[Dataset — start]
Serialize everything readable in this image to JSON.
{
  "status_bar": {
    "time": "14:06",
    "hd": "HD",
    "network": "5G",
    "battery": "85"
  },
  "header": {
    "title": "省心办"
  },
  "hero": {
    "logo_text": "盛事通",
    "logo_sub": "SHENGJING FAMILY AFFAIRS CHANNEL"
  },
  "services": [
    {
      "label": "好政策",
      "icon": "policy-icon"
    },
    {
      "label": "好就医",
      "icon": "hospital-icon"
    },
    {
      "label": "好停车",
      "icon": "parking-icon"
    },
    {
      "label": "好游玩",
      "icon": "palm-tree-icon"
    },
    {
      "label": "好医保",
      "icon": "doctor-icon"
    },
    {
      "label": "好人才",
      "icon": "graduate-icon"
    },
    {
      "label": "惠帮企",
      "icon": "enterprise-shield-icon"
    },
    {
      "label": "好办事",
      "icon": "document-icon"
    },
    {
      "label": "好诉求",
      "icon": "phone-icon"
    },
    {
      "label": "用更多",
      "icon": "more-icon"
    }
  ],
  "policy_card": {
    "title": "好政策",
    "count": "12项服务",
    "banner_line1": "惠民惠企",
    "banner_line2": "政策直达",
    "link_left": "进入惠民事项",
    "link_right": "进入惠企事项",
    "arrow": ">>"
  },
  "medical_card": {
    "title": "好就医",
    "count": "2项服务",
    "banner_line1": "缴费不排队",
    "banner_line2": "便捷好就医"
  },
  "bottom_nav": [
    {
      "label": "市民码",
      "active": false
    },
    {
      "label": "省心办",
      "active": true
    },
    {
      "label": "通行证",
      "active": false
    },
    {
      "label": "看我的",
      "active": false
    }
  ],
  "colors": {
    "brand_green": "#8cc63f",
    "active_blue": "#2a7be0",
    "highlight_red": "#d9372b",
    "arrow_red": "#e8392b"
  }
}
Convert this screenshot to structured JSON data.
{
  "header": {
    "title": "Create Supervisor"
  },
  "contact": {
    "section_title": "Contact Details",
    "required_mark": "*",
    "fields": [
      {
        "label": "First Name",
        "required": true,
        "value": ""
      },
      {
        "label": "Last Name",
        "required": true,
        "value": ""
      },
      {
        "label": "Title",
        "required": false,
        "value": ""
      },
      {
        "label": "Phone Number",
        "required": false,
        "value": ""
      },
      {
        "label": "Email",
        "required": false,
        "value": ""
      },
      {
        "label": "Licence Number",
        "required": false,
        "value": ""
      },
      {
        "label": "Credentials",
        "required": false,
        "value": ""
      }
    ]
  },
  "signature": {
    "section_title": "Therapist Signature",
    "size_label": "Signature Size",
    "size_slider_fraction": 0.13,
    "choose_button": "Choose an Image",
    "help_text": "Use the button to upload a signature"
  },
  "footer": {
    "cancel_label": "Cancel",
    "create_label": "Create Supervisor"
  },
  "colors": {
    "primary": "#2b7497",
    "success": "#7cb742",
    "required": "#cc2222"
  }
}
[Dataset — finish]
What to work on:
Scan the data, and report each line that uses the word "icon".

Exercise solution:
      "icon": "policy-icon"
      "icon": "hospital-icon"
      "icon": "parking-icon"
      "icon": "palm-tree-icon"
      "icon": "doctor-icon"
      "icon": "graduate-icon"
      "icon": "enterprise-shield-icon"
      "icon": "document-icon"
      "icon": "phone-icon"
      "icon": "more-icon"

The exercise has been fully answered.